New cocoa season, same problems. Only this time it’s worse than ever. A quick recap on the Ivorian cocoa price problem. For at least 11 years, the cocoa market in the world’s biggest cocoa grower, has been liberalised, meaning the cocoa price given to farmers on their farm floats in line with the world market or the whims of the private buyers. To give farmers a helping hand though, the government/cocoa management board gives a ‘guide price’ to help orientate the farm gate price haggling. On October 3, the cocoa board announced a guide price 1000 cfa francs/kilo.
The price is totally unrealistic. Ghana, no. 2 producer, has a fixed price, with a sophisticated and stable support system to guarrantee the price. It’s offered 3280 cedis a ton, or the equivalent of 946 CFA francs/kilo. So, if Ghana can’t give a 1000 cfa fixed price, Ivory Coast certainly can’t.
The price is called in French, a ‘prix indicatif’. The equivalent in English would be the ‘indicative price’, and if you don’t quite understand what such an academic term means, you’re not alone. I’ve never come across a farmer who understands the word ‘indicatif’. Clearly, if the farmers don’t understand the term, there’s a communication problem. Increasingly I think this is deliberate – who knows we might even see headlines in the papers this week saying that Ivory Coast has given a better cocoa price than Ghana, even though it’s like comparing bananas and oranges. I use the word ‘guide price’ because I believe it conveys a clearer sense of what we’re actually talking about.

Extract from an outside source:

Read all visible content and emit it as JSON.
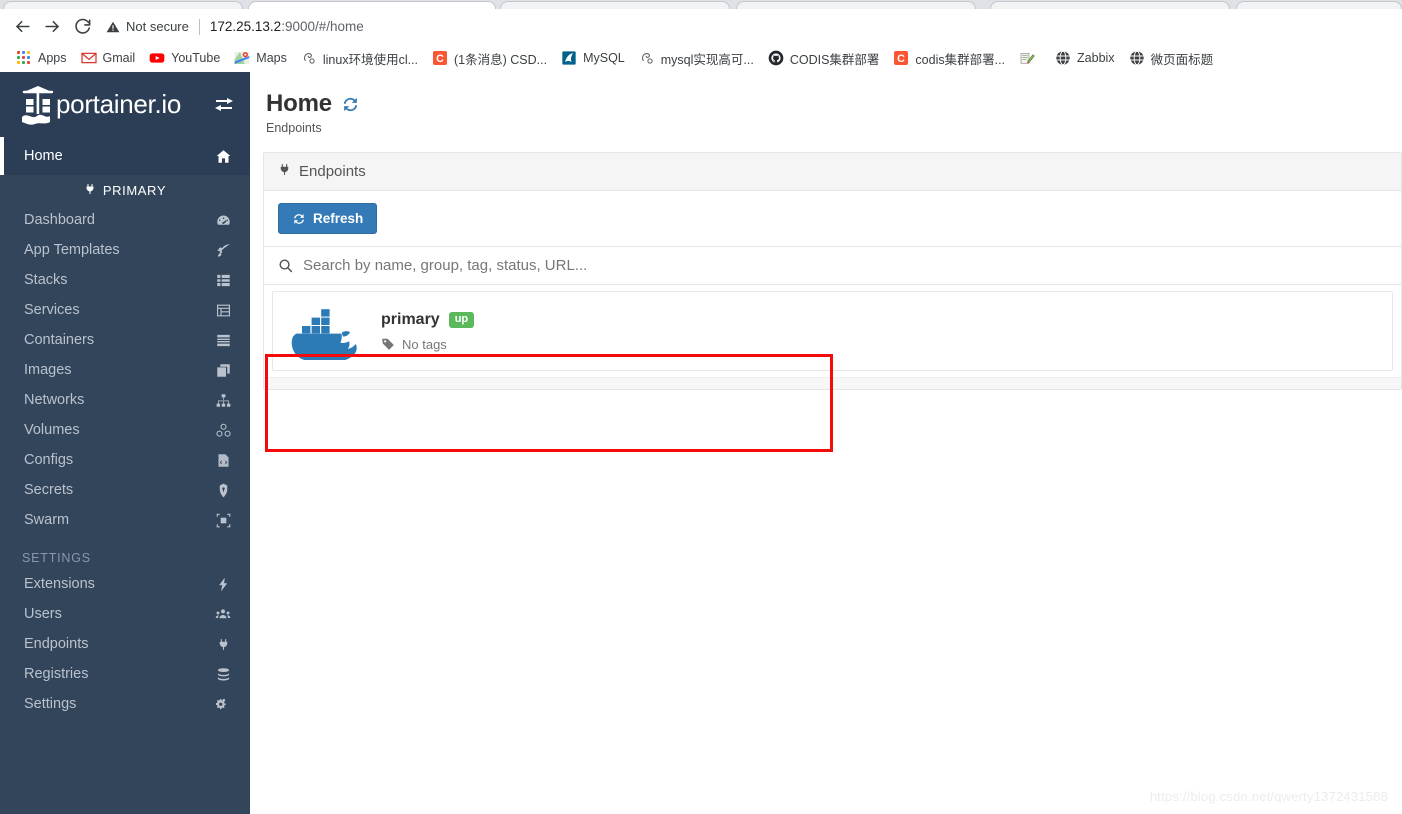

The farmers aren’t selling their cocoa. They tend to do this every year at the start of the season because they hear the government price and then they meet buyers who aren’t prepared to offer the same price. From there, the farmers can only reach one of two conclusions: the buyers are cheating them or the government is lying to them. With a new government comes into power, the hope is always things have changed (especially with talk of cocoa reform). If the situation isn’t solved in the next ten days, farmers say they’ll march on the main cocoa building in Abidjan.